    The importance of cultural humility: Online module

    This lesson plan and module was created by Sarah Richards-Desai, MSW, in conjunction with Dr. Laura Lewis, assistant dean for global partnerships and co-director of the Institute on Sustainable Global Engagement at the University at Buffalo The State University of New York. This online learning module is designed to facilitate skills for effective cross cultural communication and collaboration. The very important concept of cultural humility is a central focus. Cultural humility entails acknowledging difference, and positioning ourselves as people interested in learning and understanding. Cultural humility is particularly relevant to a trauma-informed, human-rights-based approach to social work practice; it underscores the dignity and value of the…

    Staying Safe and Sane in Difficult Places

    By Richard Slimbach, Professor, Department of Global Studies, Sociology, and TESOL at Azusa Pacific University Independent travel in difficult places throughout the global South presents a unique set of challenges. Sickness and disease is rampant. Roads are treacherous and buses old and overcrowded. Thieves are ever on the prowl for unsuspecting innocents. Women—especially foreign women—are easy targets for sexual harassment and even assault. Conditions like these give rise to the tragic stories we often hear: of student-travelers being bed-ridden with dysentery or malaria, being robbed of all they have, or narrowly avoiding rape or a traffic death. I’d like to…
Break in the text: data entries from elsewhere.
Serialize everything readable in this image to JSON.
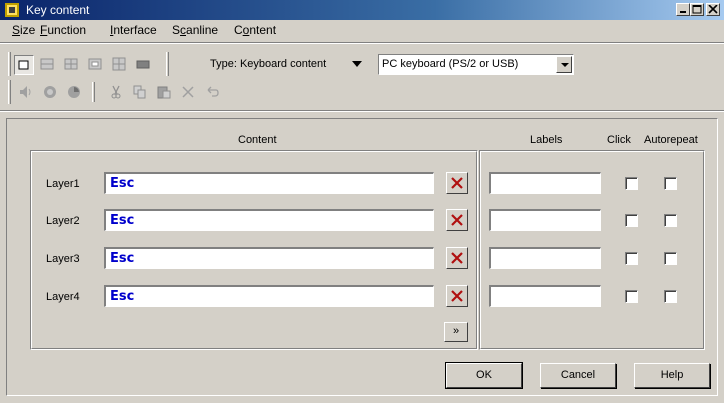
{
  "window": {
    "title": "Key content",
    "controls": [
      "minimize-icon",
      "maximize-icon",
      "close-icon"
    ]
  },
  "menu": [
    {
      "label": "Size",
      "mnemonic": "S"
    },
    {
      "label": "Function",
      "mnemonic": "F"
    },
    {
      "label": "Interface",
      "mnemonic": "I"
    },
    {
      "label": "Scanline",
      "mnemonic": "c"
    },
    {
      "label": "Content",
      "mnemonic": "o"
    }
  ],
  "toolbar": {
    "size_buttons": [
      "size-1x1-icon",
      "size-2x1-icon",
      "size-2x2-icon",
      "size-grid-icon",
      "size-grid-large-icon",
      "size-wide-icon"
    ],
    "type_button": "Type: Keyboard content",
    "interface_combo": "PC keyboard (PS/2 or USB)",
    "edit_buttons": [
      "speaker-icon",
      "record-icon",
      "stop-icon",
      "cut-icon",
      "copy-icon",
      "paste-icon",
      "delete-icon",
      "undo-icon"
    ]
  },
  "columns": {
    "content": "Content",
    "labels": "Labels",
    "click": "Click",
    "autorepeat": "Autorepeat"
  },
  "layers": [
    {
      "label": "Layer1",
      "content": "Esc",
      "label_value": "",
      "click": false,
      "autorepeat": false
    },
    {
      "label": "Layer2",
      "content": "Esc",
      "label_value": "",
      "click": false,
      "autorepeat": false
    },
    {
      "label": "Layer3",
      "content": "Esc",
      "label_value": "",
      "click": false,
      "autorepeat": false
    },
    {
      "label": "Layer4",
      "content": "Esc",
      "label_value": "",
      "click": false,
      "autorepeat": false
    }
  ],
  "more_button": "»",
  "buttons": {
    "ok": "OK",
    "cancel": "Cancel",
    "help": "Help"
  }
}
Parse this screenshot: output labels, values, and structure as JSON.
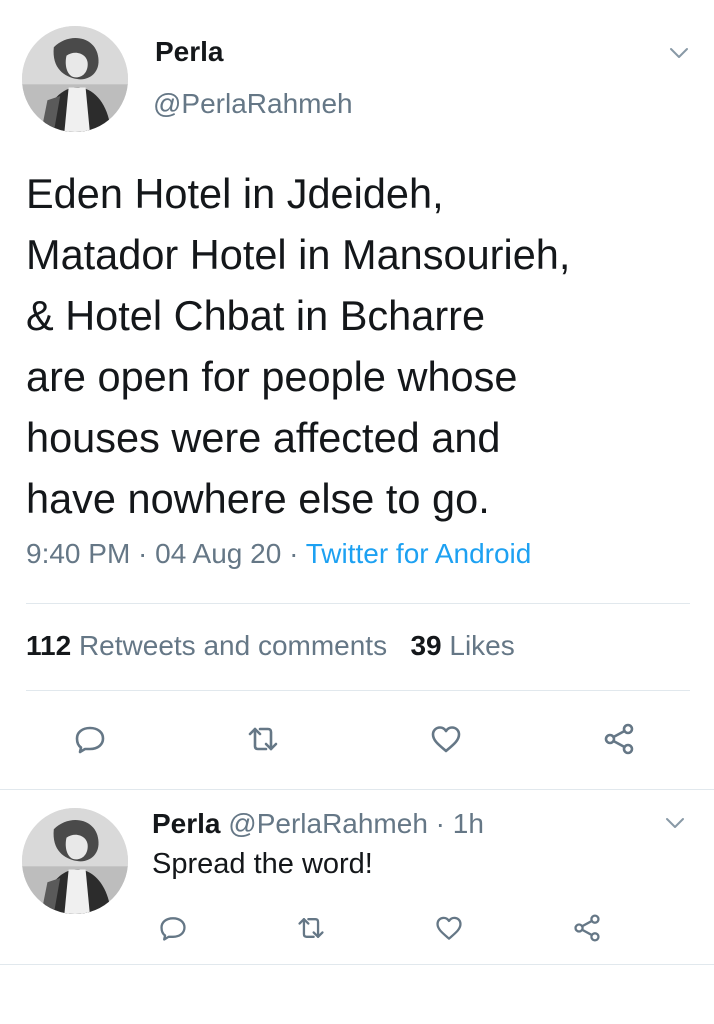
{
  "tweet": {
    "author_name": "Perla",
    "author_handle": "@PerlaRahmeh",
    "text_lines": [
      "Eden Hotel in Jdeideh,",
      "Matador Hotel in Mansourieh,",
      "& Hotel Chbat in Bcharre",
      "are open for people whose",
      "houses were affected and",
      "have nowhere else to go."
    ],
    "time": "9:40 PM",
    "date": "04 Aug 20",
    "separator": " · ",
    "source": "Twitter for Android",
    "retweets_count": "112",
    "retweets_label": "Retweets and comments",
    "likes_count": "39",
    "likes_label": "Likes"
  },
  "reply": {
    "author_name": "Perla",
    "author_handle": "@PerlaRahmeh",
    "time_ago": "1h",
    "separator": " · ",
    "text": "Spread the word!"
  },
  "colors": {
    "text": "#14171a",
    "secondary": "#657786",
    "link": "#1da1f2",
    "divider": "#e1e8ed"
  },
  "icons": {
    "caret": "chevron-down-icon",
    "reply": "reply-icon",
    "retweet": "retweet-icon",
    "like": "heart-icon",
    "share": "share-icon",
    "avatar": "avatar"
  }
}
    #AIEA2017 Transcending Boundaries, Transdisciplinarity, & Ethical Global Engagement

    I’m honored to be presenting on transdisciplinary practice and ethical global engagement with several insightful colleagues this week at the Association of International Education Administrators Annual Conference. Presentations times, titles, abstracts, and slides are all available below. Monday, February 20, 12:30pm: Linking Silos: International Educators as Transdisciplinary Bridge-Builders This session looks at International Education scholar-practitioners working across silos in creative and impactful ways.  Presenters will briefly highlight three models including the development of deliberate faculty-staff learning communities, a project linking SIOs and Historians, and the potential in forms of writing that resist categorization.  Participants will draw on their own practice and…